*Exercise brief*. Whenever a line in the listing contains "text", copy that line.

*Data to use*.
━━━━━━
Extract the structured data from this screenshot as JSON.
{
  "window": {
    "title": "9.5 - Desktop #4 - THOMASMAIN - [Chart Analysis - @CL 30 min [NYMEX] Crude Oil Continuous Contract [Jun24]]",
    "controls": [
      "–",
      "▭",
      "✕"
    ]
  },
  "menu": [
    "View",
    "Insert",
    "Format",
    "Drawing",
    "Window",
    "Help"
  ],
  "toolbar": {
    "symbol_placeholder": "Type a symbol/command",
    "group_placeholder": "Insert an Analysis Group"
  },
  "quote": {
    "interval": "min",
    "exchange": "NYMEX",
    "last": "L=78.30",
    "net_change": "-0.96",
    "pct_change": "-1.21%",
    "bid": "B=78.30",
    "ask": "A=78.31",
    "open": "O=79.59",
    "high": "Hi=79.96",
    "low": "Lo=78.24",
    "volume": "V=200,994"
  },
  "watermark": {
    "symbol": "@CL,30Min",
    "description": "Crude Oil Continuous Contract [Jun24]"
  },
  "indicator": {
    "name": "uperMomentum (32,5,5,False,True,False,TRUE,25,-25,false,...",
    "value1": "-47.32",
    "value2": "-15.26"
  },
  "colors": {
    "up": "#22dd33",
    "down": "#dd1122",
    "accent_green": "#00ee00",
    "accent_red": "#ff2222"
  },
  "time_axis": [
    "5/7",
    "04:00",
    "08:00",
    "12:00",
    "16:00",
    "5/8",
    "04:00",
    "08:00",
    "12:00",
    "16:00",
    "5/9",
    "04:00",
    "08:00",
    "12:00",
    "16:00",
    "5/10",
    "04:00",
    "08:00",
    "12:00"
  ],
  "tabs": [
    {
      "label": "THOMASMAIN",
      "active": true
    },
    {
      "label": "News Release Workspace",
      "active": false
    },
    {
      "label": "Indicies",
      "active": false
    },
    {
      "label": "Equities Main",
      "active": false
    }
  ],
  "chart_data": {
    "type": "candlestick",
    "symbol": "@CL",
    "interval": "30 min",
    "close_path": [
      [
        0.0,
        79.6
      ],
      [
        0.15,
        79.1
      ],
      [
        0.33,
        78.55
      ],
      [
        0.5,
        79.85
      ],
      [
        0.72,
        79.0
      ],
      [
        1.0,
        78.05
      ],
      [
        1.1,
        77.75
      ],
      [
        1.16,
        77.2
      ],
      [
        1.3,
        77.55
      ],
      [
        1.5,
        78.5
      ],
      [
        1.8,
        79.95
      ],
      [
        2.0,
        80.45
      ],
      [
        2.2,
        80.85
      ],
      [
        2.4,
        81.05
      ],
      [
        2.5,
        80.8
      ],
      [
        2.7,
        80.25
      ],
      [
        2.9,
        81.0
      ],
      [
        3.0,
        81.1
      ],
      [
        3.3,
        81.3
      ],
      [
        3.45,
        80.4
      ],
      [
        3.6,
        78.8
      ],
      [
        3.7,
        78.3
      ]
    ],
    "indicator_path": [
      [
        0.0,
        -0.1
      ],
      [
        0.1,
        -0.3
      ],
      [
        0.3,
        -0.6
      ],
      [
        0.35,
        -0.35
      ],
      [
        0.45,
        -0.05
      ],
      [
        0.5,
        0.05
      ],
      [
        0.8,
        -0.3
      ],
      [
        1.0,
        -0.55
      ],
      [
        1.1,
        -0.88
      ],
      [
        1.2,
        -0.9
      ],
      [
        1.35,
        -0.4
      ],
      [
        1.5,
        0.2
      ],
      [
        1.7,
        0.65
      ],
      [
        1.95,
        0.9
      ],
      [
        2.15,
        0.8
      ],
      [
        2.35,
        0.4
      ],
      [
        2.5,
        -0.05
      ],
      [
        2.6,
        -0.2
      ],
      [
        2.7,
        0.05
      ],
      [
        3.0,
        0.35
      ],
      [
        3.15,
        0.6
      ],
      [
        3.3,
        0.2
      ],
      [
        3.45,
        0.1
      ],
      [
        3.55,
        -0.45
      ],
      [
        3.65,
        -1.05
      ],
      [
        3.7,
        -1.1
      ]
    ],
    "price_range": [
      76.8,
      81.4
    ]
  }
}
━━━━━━
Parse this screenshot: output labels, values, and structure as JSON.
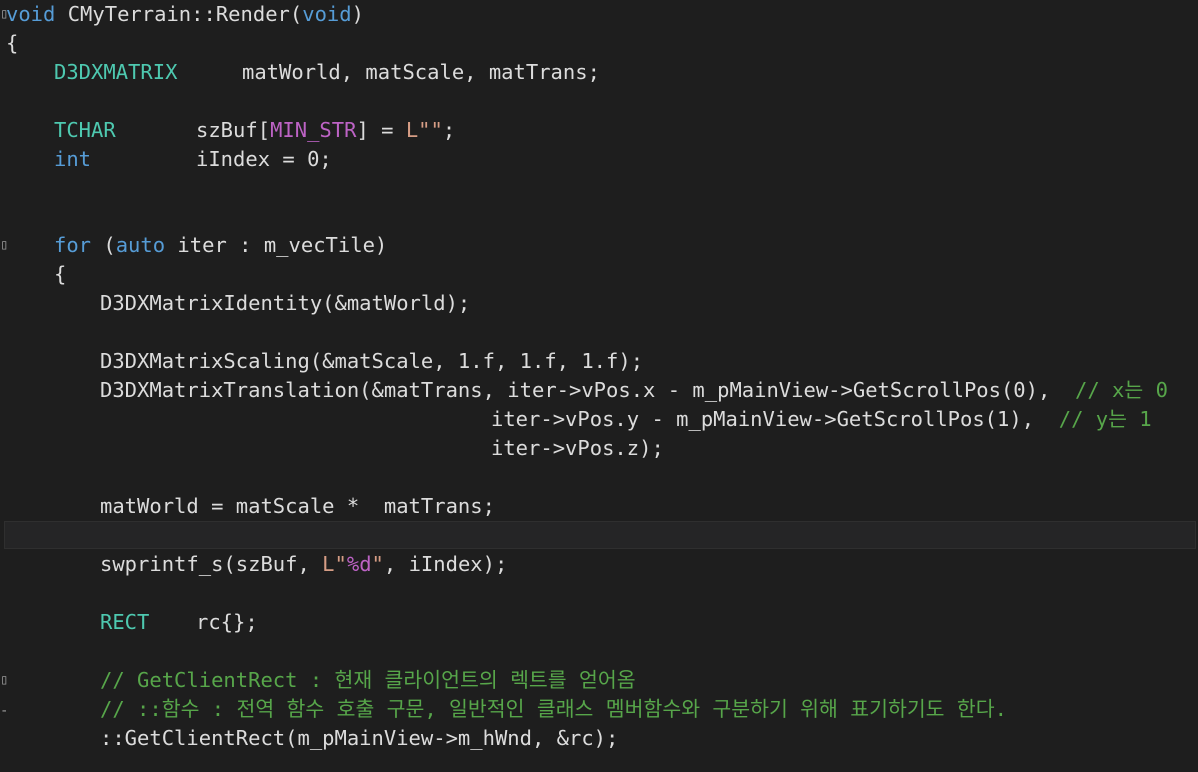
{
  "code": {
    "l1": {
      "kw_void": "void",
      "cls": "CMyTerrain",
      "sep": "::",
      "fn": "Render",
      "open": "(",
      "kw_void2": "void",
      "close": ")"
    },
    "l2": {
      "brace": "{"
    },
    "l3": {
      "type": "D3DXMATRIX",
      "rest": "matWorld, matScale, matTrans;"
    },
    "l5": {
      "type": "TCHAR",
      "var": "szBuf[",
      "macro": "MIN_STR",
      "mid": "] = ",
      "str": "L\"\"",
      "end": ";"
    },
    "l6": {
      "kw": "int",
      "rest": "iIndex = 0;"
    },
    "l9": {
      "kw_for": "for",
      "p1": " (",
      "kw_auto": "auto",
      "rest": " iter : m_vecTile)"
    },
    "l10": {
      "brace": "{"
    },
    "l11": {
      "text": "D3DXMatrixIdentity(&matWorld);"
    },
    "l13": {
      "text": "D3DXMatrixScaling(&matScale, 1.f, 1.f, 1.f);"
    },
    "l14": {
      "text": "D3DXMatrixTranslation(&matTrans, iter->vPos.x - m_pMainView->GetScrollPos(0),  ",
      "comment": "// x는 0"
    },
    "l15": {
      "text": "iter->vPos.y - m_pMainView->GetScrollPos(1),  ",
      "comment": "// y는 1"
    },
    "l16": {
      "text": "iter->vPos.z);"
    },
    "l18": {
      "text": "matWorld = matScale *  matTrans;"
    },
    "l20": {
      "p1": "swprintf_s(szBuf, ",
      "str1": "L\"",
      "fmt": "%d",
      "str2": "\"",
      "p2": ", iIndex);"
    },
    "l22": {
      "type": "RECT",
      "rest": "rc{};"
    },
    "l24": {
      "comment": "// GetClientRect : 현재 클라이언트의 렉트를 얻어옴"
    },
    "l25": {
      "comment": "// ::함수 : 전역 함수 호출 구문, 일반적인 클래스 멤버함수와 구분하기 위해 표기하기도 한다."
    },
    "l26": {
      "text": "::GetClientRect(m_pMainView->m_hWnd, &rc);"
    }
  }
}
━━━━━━
*Result*.
      "text": "D3DXMatrixIdentity(&matWorld);"
      "text": "D3DXMatrixScaling(&matScale, 1.f, 1.f, 1.f);"
      "text": "D3DXMatrixTranslation(&matTrans, iter->vPos.x - m_pMainView->GetScrollPos(0),  ",
      "text": "iter->vPos.y - m_pMainView->GetScrollPos(1),  ",
      "text": "iter->vPos.z);"
      "text": "matWorld = matScale *  matTrans;"
      "text": "::GetClientRect(m_pMainView->m_hWnd, &rc);"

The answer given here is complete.